Although the statistics are there, it is again the human impact. Thirty years from now, between five and six million Canadians will develop cancer. Between 2.4 million and 3.2 million will die prematurely from the illness. Prevention, early detection, proper treatment, healthy living, anti-carcinogenic foods, drug strategies; is there anything in life more fundamental than health? Mr. Speaker, you know that, having done some training recently. Is there anything more basic than a quality of life when it comes to health?
The economic productivity at risk because of cancer is significant. Again there is a need to consider these aspects. Over the next 30 years the Canadian economy will lose approximately $540 billion as a result of lost productivity due to cancer. Tax revenues to cancer are expected to be in the range of $248 billion as a direct consequence of health costs and lost productivity.
Again I put those statistics on the record only to show that there is a huge economic impact as well. This is why it is such a meagre investment to be earmarking money at this point, knowing that it will be exponentially in favour of improving these economic impacts, but more important again, the life impact. It cannot be stated or repeated often enough. It cannot be quantified.
As envisioned by the Canadian Strategy for Cancer Control, there are three basic goals: first, to reduce the mortality of cancer through preventative measures including tobacco control, physical activity, healthy nutrition, increased surveillance and early testing; second, to improve access to health care by reducing waiting times for treatment; and third, to increase the quality of life for Canadians and their families living with cancer through reducing physical discomfort and emotional distress and improving pain and symptom control. All of these have added benefits for the patients' loved ones who suffer as well.

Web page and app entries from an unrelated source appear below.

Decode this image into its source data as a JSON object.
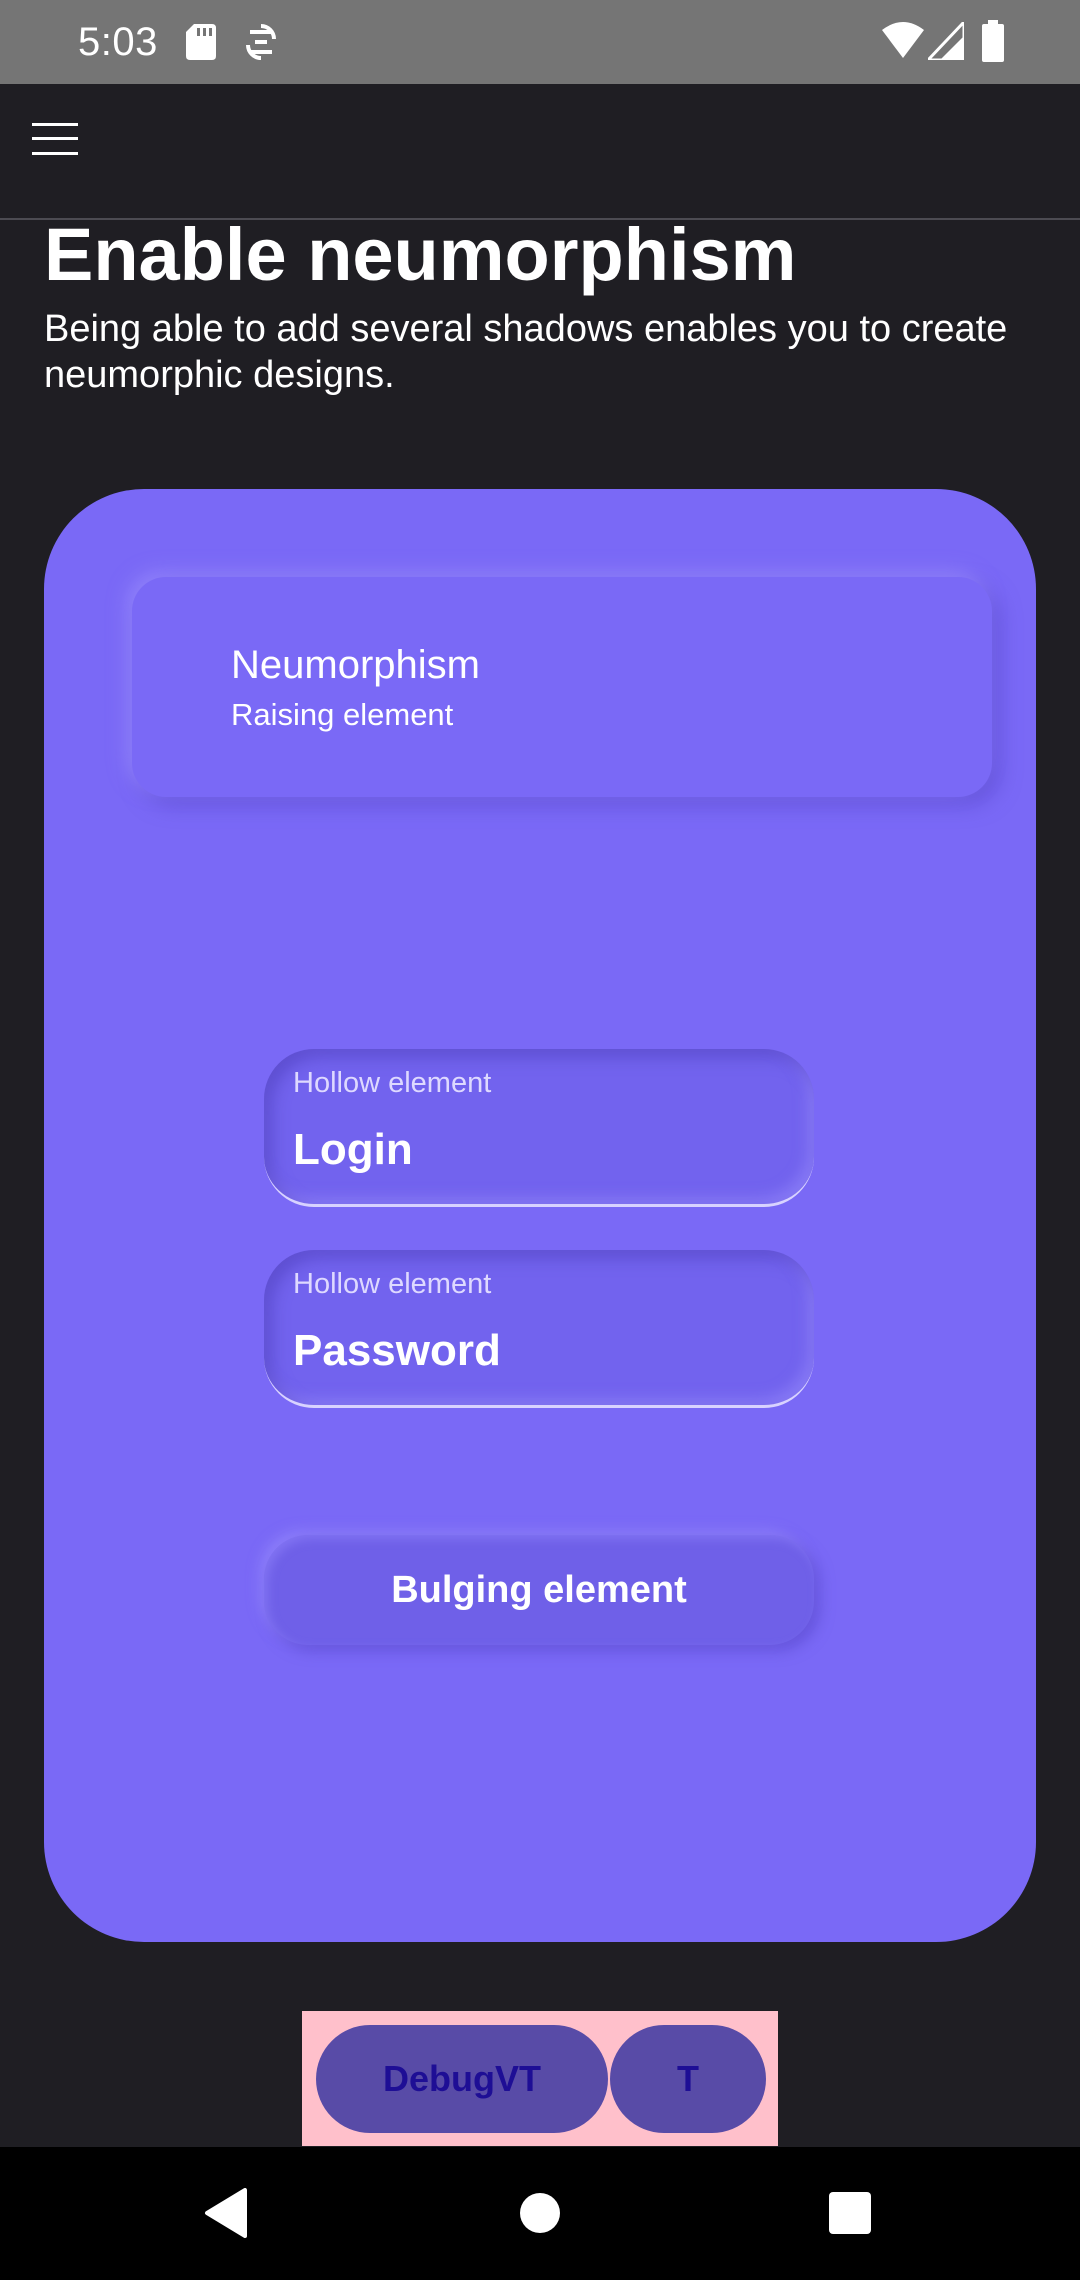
{
  "status_bar": {
    "time": "5:03",
    "icons": [
      "sd-card-icon",
      "sync-icon",
      "wifi-icon",
      "cellular-signal-icon",
      "battery-icon"
    ]
  },
  "app_bar": {
    "menu_icon": "hamburger-menu-icon"
  },
  "header": {
    "title": "Enable neumorphism",
    "subtitle": "Being able to add several shadows enables you to create neumorphic designs."
  },
  "card": {
    "background": "#7a69f6",
    "raised": {
      "title": "Neumorphism",
      "subtitle": "Raising element"
    },
    "login_field": {
      "label": "Hollow element",
      "value": "Login"
    },
    "password_field": {
      "label": "Hollow element",
      "value": "Password"
    },
    "bulging_button": {
      "label": "Bulging element"
    }
  },
  "debug": {
    "debug_label": "DebugVT",
    "t_label": "T"
  },
  "nav_bar": {
    "back_icon": "back-triangle-icon",
    "home_icon": "home-circle-icon",
    "recents_icon": "recents-square-icon"
  }
}
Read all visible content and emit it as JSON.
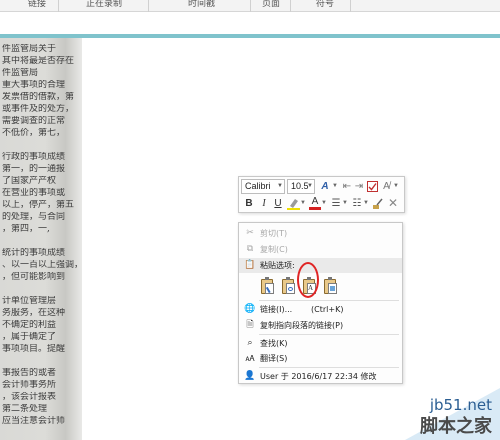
{
  "ribbon": {
    "items": [
      {
        "label": "链接"
      },
      {
        "label": "正在录制"
      },
      {
        "label": "时间戳"
      },
      {
        "label": "页面"
      },
      {
        "label": "符号"
      }
    ]
  },
  "document_snippet": {
    "lines": [
      "件监管局关于",
      "其中将最是否存在",
      "件监管局",
      "重大事项的合理",
      "发票借的借款，第",
      "或事件及的处方，",
      "需要调查的正常",
      "不低价，第七，",
      "",
      "行政的事项成绩",
      "第一，的一通报",
      "了国家产产权",
      "在营业的事项或",
      "以上，停产，第五",
      "的处理，与合同",
      "，第四，一,",
      "",
      "统计的事项成绩",
      "、以一百以上强调，",
      "，但可能影响到",
      "",
      "计单位管理层",
      "务服务，在这种",
      "不确定的利益",
      "，属于确定了",
      "事项项目。提醒",
      "",
      "事报告的或者",
      "会计师事务所",
      "，该会计报表",
      "第二条处理",
      "应当注意会计师"
    ]
  },
  "mini_toolbar": {
    "font_name": "Calibri",
    "font_size": "10.5",
    "grow_font": "A",
    "bold": "B",
    "italic": "I",
    "underline": "U",
    "font_color": "A"
  },
  "context_menu": {
    "items": [
      {
        "label": "剪切(T)",
        "enabled": false
      },
      {
        "label": "复制(C)",
        "enabled": false
      },
      {
        "label": "粘贴选项:",
        "enabled": true
      },
      {
        "label": "链接(I)...",
        "shortcut": "Ctrl+K",
        "enabled": true
      },
      {
        "label": "复制指向段落的链接(P)",
        "enabled": true
      },
      {
        "label": "查找(K)",
        "enabled": true
      },
      {
        "label": "翻译(S)",
        "enabled": true
      },
      {
        "label": "User 于 2016/6/17 22:34 修改",
        "enabled": true
      }
    ],
    "paste_options": {
      "icons": [
        {
          "icon": "paste-keep-source-formatting-icon"
        },
        {
          "icon": "paste-merge-formatting-icon"
        },
        {
          "icon": "paste-keep-text-only-icon",
          "glyph": "A",
          "highlighted": true
        },
        {
          "icon": "paste-picture-icon"
        }
      ]
    }
  },
  "watermark": {
    "site": "jb51.net",
    "brand": "脚本之家"
  },
  "colors": {
    "accent_line": "#7fc3cc",
    "highlight_ring": "#e02525",
    "watermark_blue": "#2a5d92"
  }
}
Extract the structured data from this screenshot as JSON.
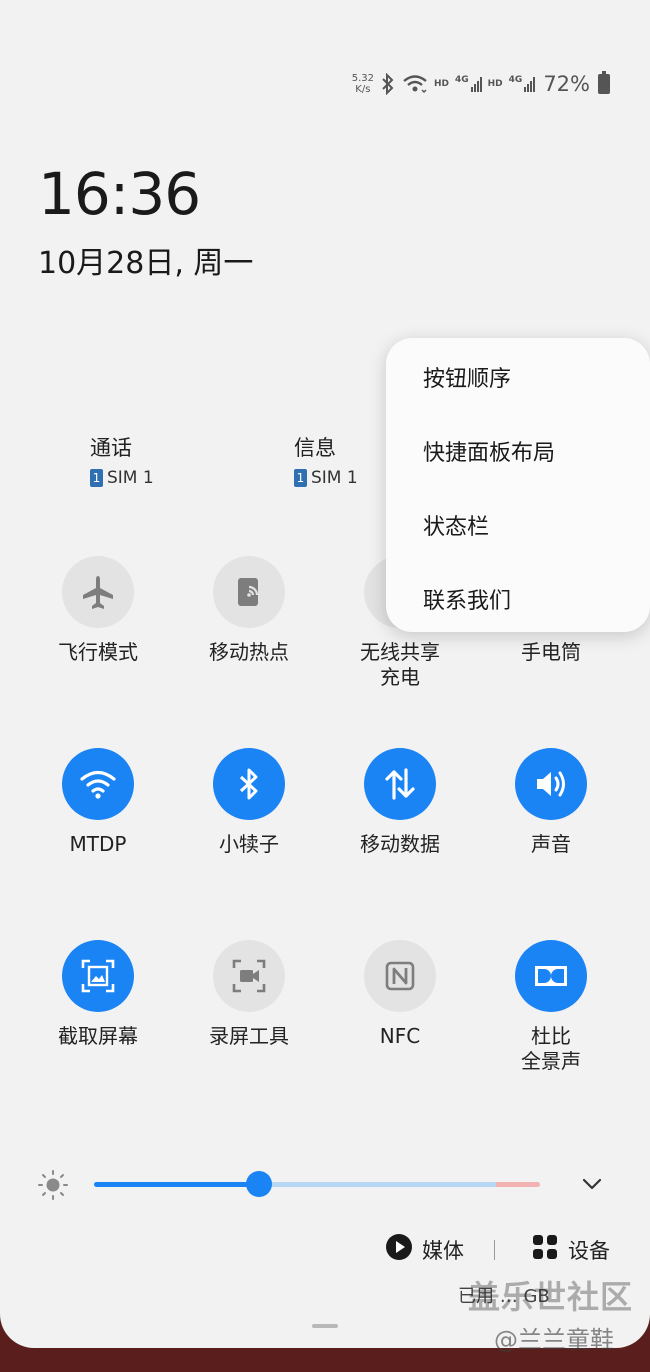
{
  "status_bar": {
    "net_speed_value": "5.32",
    "net_speed_unit": "K/s",
    "hd1": "HD",
    "lte1": "4G",
    "hd2": "HD",
    "lte2": "4G",
    "battery": "72%",
    "icons": [
      "bluetooth-icon",
      "wifi-icon",
      "signal-icon",
      "battery-charging-icon"
    ]
  },
  "clock": {
    "time": "16:36",
    "date": "10月28日, 周一"
  },
  "sim_cards": [
    {
      "title": "通话",
      "sim_number": "1",
      "sim_label": "SIM 1"
    },
    {
      "title": "信息",
      "sim_number": "1",
      "sim_label": "SIM 1"
    }
  ],
  "tiles": [
    {
      "label": "飞行模式",
      "icon": "airplane-icon",
      "state": "off"
    },
    {
      "label": "移动热点",
      "icon": "hotspot-icon",
      "state": "off"
    },
    {
      "label": "无线共享\n充电",
      "icon": "wireless-share-icon",
      "state": "off"
    },
    {
      "label": "手电筒",
      "icon": "flashlight-icon",
      "state": "off"
    },
    {
      "label": "MTDP",
      "icon": "wifi-icon",
      "state": "on"
    },
    {
      "label": "小犊子",
      "icon": "bluetooth-icon",
      "state": "on"
    },
    {
      "label": "移动数据",
      "icon": "mobile-data-icon",
      "state": "on"
    },
    {
      "label": "声音",
      "icon": "sound-icon",
      "state": "on"
    },
    {
      "label": "截取屏幕",
      "icon": "screenshot-icon",
      "state": "on"
    },
    {
      "label": "录屏工具",
      "icon": "screen-record-icon",
      "state": "off"
    },
    {
      "label": "NFC",
      "icon": "nfc-icon",
      "state": "off"
    },
    {
      "label": "杜比\n全景声",
      "icon": "dolby-icon",
      "state": "on"
    }
  ],
  "brightness": {
    "level": 0.37,
    "icon": "brightness-icon"
  },
  "bottom": {
    "media_label": "媒体",
    "devices_label": "设备",
    "storage_text": "已用 … GB"
  },
  "menu": {
    "items": [
      "按钮顺序",
      "快捷面板布局",
      "状态栏",
      "联系我们"
    ]
  },
  "watermark": {
    "main": "盖乐世社区",
    "sub": "@兰兰童鞋"
  },
  "colors": {
    "accent": "#1b84f4",
    "panel_bg": "#f2f2f2",
    "tile_off": "#e3e3e3"
  }
}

The strategy would accomplish these goals by setting up systems and processes that allow the stakeholders to tap into the best practices and techniques that have been used around the country. This information is shared between provinces.
The Canadian Cancer Society says that cancer is now the leading cause of premature death. Prostate cancer is one of the more common causes. On average, 394 Canadian men will be diagnosed with prostate cancer each week.
Members may recall there was a prostate cancer research initiative, an awareness day here on the Hill. Research is an important aspect to all of this, as are these preventative measures, including the need to have a PSA blood test done. Prostate cancer will actually surpass breast cancer as the leading type of cancer in Canada in very short order.
The dedicated work of many Canadians, including a citizen of my community, Darrell Rushton, and others makes a tremendous difference in the lives of those around them.
Breast cancer remains the leading cause. The Canadian Cancer Society predicts that this year an estimated 21,600 women will be diagnosed with breast cancer and over 5,300 will die. These statistics speak volumes. They speak for themselves.
We need to do more. This is an opportunity to do just that. This is an opportunity to perhaps restore some lost lustre and credibility in this place. More important, this is an opportunity to have an incredible impact on the cure for cancer and to assist in every way the lives of those Canadians who continue to struggle with this affliction.